*** The data ***

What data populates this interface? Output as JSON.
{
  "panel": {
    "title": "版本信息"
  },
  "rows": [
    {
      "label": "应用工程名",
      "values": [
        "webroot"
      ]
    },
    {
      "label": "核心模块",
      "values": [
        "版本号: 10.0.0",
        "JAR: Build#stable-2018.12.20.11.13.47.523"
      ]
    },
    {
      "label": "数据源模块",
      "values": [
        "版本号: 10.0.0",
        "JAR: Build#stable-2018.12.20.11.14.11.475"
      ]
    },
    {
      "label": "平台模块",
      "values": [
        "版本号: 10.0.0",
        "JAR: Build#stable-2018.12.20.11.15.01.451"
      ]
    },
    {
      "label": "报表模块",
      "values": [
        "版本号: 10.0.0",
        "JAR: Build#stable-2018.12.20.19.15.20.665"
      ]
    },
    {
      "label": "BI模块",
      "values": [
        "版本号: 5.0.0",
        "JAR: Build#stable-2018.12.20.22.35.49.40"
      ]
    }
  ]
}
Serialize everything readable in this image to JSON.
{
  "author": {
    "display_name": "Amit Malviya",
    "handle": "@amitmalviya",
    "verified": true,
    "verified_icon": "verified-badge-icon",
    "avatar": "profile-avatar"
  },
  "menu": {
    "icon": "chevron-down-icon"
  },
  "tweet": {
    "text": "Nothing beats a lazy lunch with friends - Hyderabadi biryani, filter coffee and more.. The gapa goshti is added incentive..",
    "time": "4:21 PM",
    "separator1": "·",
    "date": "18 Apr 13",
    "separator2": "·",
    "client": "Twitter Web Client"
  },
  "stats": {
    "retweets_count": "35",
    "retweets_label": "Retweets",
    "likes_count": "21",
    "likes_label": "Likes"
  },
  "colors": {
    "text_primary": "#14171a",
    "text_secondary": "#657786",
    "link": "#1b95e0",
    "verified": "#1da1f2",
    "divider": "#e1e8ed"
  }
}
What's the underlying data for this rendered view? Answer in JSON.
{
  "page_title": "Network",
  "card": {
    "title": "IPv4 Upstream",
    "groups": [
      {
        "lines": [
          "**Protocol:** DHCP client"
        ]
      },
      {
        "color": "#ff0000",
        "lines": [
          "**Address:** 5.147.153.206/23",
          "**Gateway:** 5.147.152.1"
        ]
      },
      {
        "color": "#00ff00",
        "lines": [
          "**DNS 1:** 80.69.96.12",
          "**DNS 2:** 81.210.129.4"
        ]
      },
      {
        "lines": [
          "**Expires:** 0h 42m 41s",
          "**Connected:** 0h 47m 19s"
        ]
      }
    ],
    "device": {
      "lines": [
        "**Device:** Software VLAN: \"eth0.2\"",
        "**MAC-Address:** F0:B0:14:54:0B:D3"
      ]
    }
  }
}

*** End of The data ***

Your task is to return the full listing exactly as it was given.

Output:
What data populates this interface? Output as JSON.
{
  "panel": {
    "title": "版本信息"
  },
  "rows": [
    {
      "label": "应用工程名",
      "values": [
        "webroot"
      ]
    },
    {
      "label": "核心模块",
      "values": [
        "版本号: 10.0.0",
        "JAR: Build#stable-2018.12.20.11.13.47.523"
      ]
    },
    {
      "label": "数据源模块",
      "values": [
        "版本号: 10.0.0",
        "JAR: Build#stable-2018.12.20.11.14.11.475"
      ]
    },
    {
      "label": "平台模块",
      "values": [
        "版本号: 10.0.0",
        "JAR: Build#stable-2018.12.20.11.15.01.451"
      ]
    },
    {
      "label": "报表模块",
      "values": [
        "版本号: 10.0.0",
        "JAR: Build#stable-2018.12.20.19.15.20.665"
      ]
    },
    {
      "label": "BI模块",
      "values": [
        "版本号: 5.0.0",
        "JAR: Build#stable-2018.12.20.22.35.49.40"
      ]
    }
  ]
}
Serialize everything readable in this image to JSON.
{
  "author": {
    "display_name": "Amit Malviya",
    "handle": "@amitmalviya",
    "verified": true,
    "verified_icon": "verified-badge-icon",
    "avatar": "profile-avatar"
  },
  "menu": {
    "icon": "chevron-down-icon"
  },
  "tweet": {
    "text": "Nothing beats a lazy lunch with friends - Hyderabadi biryani, filter coffee and more.. The gapa goshti is added incentive..",
    "time": "4:21 PM",
    "separator1": "·",
    "date": "18 Apr 13",
    "separator2": "·",
    "client": "Twitter Web Client"
  },
  "stats": {
    "retweets_count": "35",
    "retweets_label": "Retweets",
    "likes_count": "21",
    "likes_label": "Likes"
  },
  "colors": {
    "text_primary": "#14171a",
    "text_secondary": "#657786",
    "link": "#1b95e0",
    "verified": "#1da1f2",
    "divider": "#e1e8ed"
  }
}
What's the underlying data for this rendered view? Answer in JSON.
{
  "page_title": "Network",
  "card": {
    "title": "IPv4 Upstream",
    "groups": [
      {
        "lines": [
          "**Protocol:** DHCP client"
        ]
      },
      {
        "color": "#ff0000",
        "lines": [
          "**Address:** 5.147.153.206/23",
          "**Gateway:** 5.147.152.1"
        ]
      },
      {
        "color": "#00ff00",
        "lines": [
          "**DNS 1:** 80.69.96.12",
          "**DNS 2:** 81.210.129.4"
        ]
      },
      {
        "lines": [
          "**Expires:** 0h 42m 41s",
          "**Connected:** 0h 47m 19s"
        ]
      }
    ],
    "device": {
      "lines": [
        "**Device:** Software VLAN: \"eth0.2\"",
        "**MAC-Address:** F0:B0:14:54:0B:D3"
      ]
    }
  }
}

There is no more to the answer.